What you will do ::
In the answer, each line must appear exactly as in the records, and no picture may appear.

Stored data ::
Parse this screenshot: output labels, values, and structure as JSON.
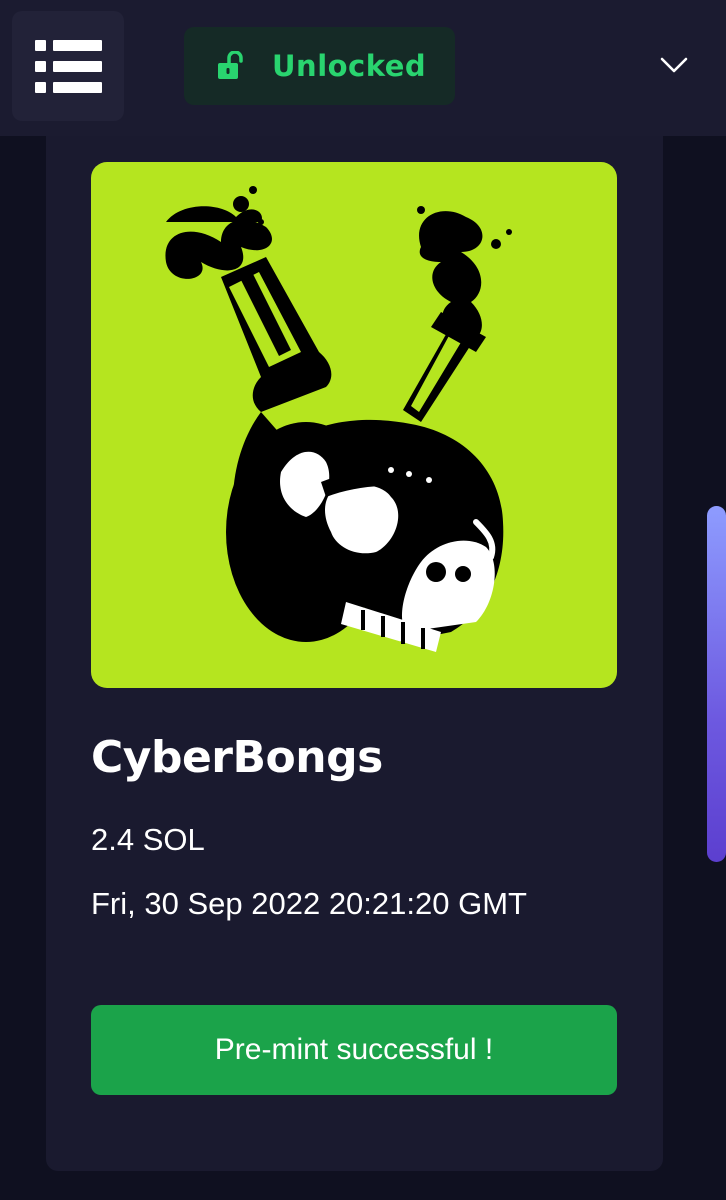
{
  "header": {
    "menu_icon": "list-icon",
    "unlock_label": "Unlocked",
    "unlock_icon": "unlocked-padlock-icon",
    "dropdown_icon": "chevron-down-icon"
  },
  "nft": {
    "name": "CyberBongs",
    "price": "2.4 SOL",
    "date": "Fri, 30 Sep 2022 20:21:20 GMT",
    "image_subject": "skull-bong-illustration",
    "status_label": "Pre-mint successful !"
  },
  "colors": {
    "page_bg": "#0f1020",
    "topbar_bg": "#1b1b30",
    "card_bg": "#1a1a2f",
    "accent_green": "#29d46f",
    "button_green": "#1ba34a",
    "art_bg": "#b5e51f",
    "scroll_thumb": "#7b6cf0"
  }
}
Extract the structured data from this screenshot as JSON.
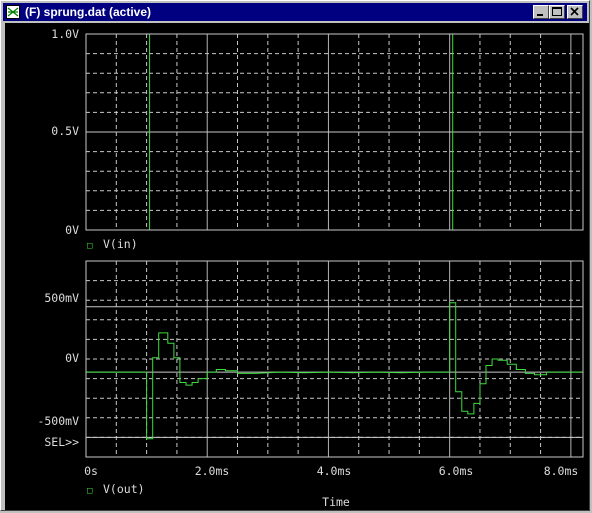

Result ::
Parse this screenshot: output labels, values, and structure as JSON.
{
  "header": {
    "menu_icon": "list-icon",
    "unlock_label": "Unlocked",
    "unlock_icon": "unlocked-padlock-icon",
    "dropdown_icon": "chevron-down-icon"
  },
  "nft": {
    "name": "CyberBongs",
    "price": "2.4 SOL",
    "date": "Fri, 30 Sep 2022 20:21:20 GMT",
    "image_subject": "skull-bong-illustration",
    "status_label": "Pre-mint successful !"
  },
  "colors": {
    "page_bg": "#0f1020",
    "topbar_bg": "#1b1b30",
    "card_bg": "#1a1a2f",
    "accent_green": "#29d46f",
    "button_green": "#1ba34a",
    "art_bg": "#b5e51f",
    "scroll_thumb": "#7b6cf0"
  }
}
Extract the structured data from this screenshot as JSON.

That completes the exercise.